Going through the data below, please show each line containing the string "Pixels".

## [Records for the exercise]
---*---

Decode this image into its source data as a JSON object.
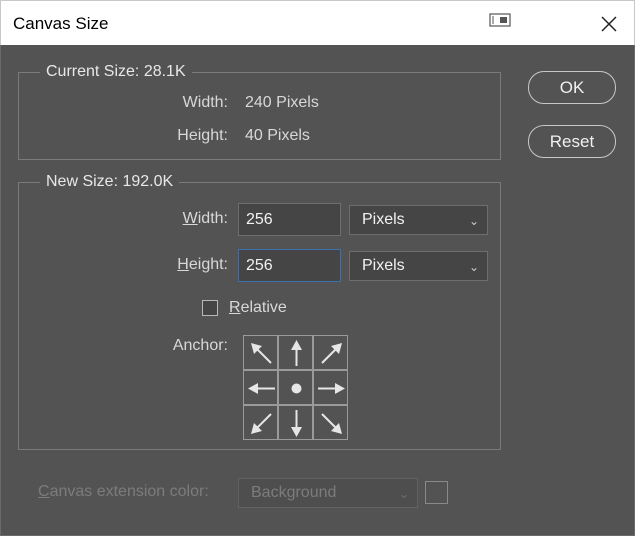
{
  "window": {
    "title": "Canvas Size"
  },
  "current_size": {
    "legend": "Current Size: 28.1K",
    "width_label": "Width:",
    "width_value": "240 Pixels",
    "height_label": "Height:",
    "height_value": "40 Pixels"
  },
  "new_size": {
    "legend": "New Size: 192.0K",
    "width_label_u": "W",
    "width_label_rest": "idth:",
    "width_value": "256",
    "width_unit": "Pixels",
    "height_label_u": "H",
    "height_label_rest": "eight:",
    "height_value": "256",
    "height_unit": "Pixels",
    "relative_label_u": "R",
    "relative_label_rest": "elative",
    "relative_checked": false,
    "anchor_label": "Anchor:",
    "anchor_selected": "center"
  },
  "buttons": {
    "ok": "OK",
    "reset": "Reset"
  },
  "extension": {
    "label_u": "C",
    "label_rest": "anvas extension color:",
    "value": "Background",
    "swatch_color": "#535353"
  },
  "colors": {
    "background": "#535353",
    "focus_border": "#3d6fb5",
    "border": "#7a7a7a"
  }
}
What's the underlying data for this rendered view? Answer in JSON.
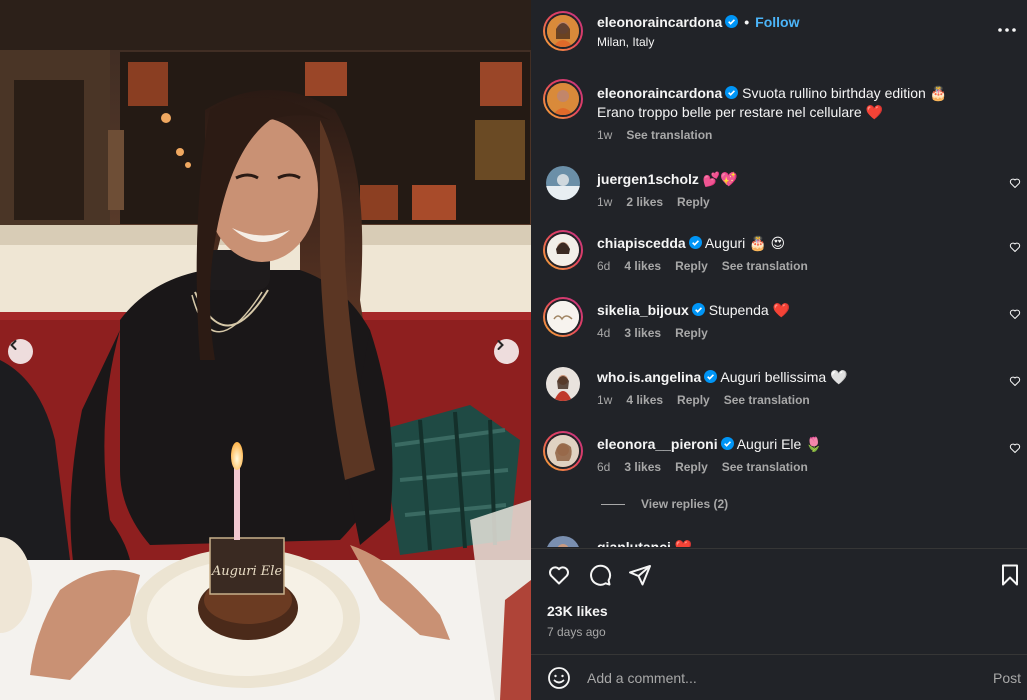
{
  "colors": {
    "panel_bg": "#212328",
    "link_blue": "#4cb5f9",
    "verified_blue": "#0095f6",
    "muted": "#a8a8a8",
    "text": "#f5f5f5"
  },
  "photo": {
    "cake_sign_text": "Auguri Ele"
  },
  "header": {
    "username": "eleonoraincardona",
    "dot": "•",
    "follow_label": "Follow",
    "location": "Milan, Italy"
  },
  "caption": {
    "username": "eleonoraincardona",
    "line1": "Svuota rullino birthday edition 🎂",
    "line2": "Erano troppo belle per restare nel cellulare ❤️",
    "time": "1w",
    "see_translation": "See translation"
  },
  "comments": [
    {
      "username": "juergen1scholz",
      "verified": false,
      "text": "💕💖",
      "time": "1w",
      "likes": "2 likes",
      "reply": "Reply",
      "translation": ""
    },
    {
      "username": "chiapiscedda",
      "verified": true,
      "text": "Auguri 🎂 😍",
      "time": "6d",
      "likes": "4 likes",
      "reply": "Reply",
      "translation": "See translation"
    },
    {
      "username": "sikelia_bijoux",
      "verified": true,
      "text": "Stupenda ❤️",
      "time": "4d",
      "likes": "3 likes",
      "reply": "Reply",
      "translation": ""
    },
    {
      "username": "who.is.angelina",
      "verified": true,
      "text": "Auguri bellissima 🤍",
      "time": "1w",
      "likes": "4 likes",
      "reply": "Reply",
      "translation": "See translation"
    },
    {
      "username": "eleonora__pieroni",
      "verified": true,
      "text": "Auguri Ele 🌷",
      "time": "6d",
      "likes": "3 likes",
      "reply": "Reply",
      "translation": "See translation"
    },
    {
      "username": "gianlutanci",
      "verified": false,
      "text": "❤️",
      "time": "",
      "likes": "",
      "reply": "",
      "translation": ""
    }
  ],
  "view_replies": "View replies (2)",
  "likes": "23K likes",
  "posted_ago": "7 days ago",
  "comment_box": {
    "placeholder": "Add a comment...",
    "post_label": "Post"
  },
  "icons": {
    "more": "more-horizontal-icon",
    "like": "heart-icon",
    "comment": "comment-bubble-icon",
    "share": "paper-plane-icon",
    "save": "bookmark-icon",
    "emoji": "emoji-smiley-icon",
    "prev": "chevron-left-icon",
    "next": "chevron-right-icon"
  }
}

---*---

## [Written response]
    "width_value": "240 Pixels",
    "height_value": "40 Pixels"
    "width_unit": "Pixels",
    "height_unit": "Pixels",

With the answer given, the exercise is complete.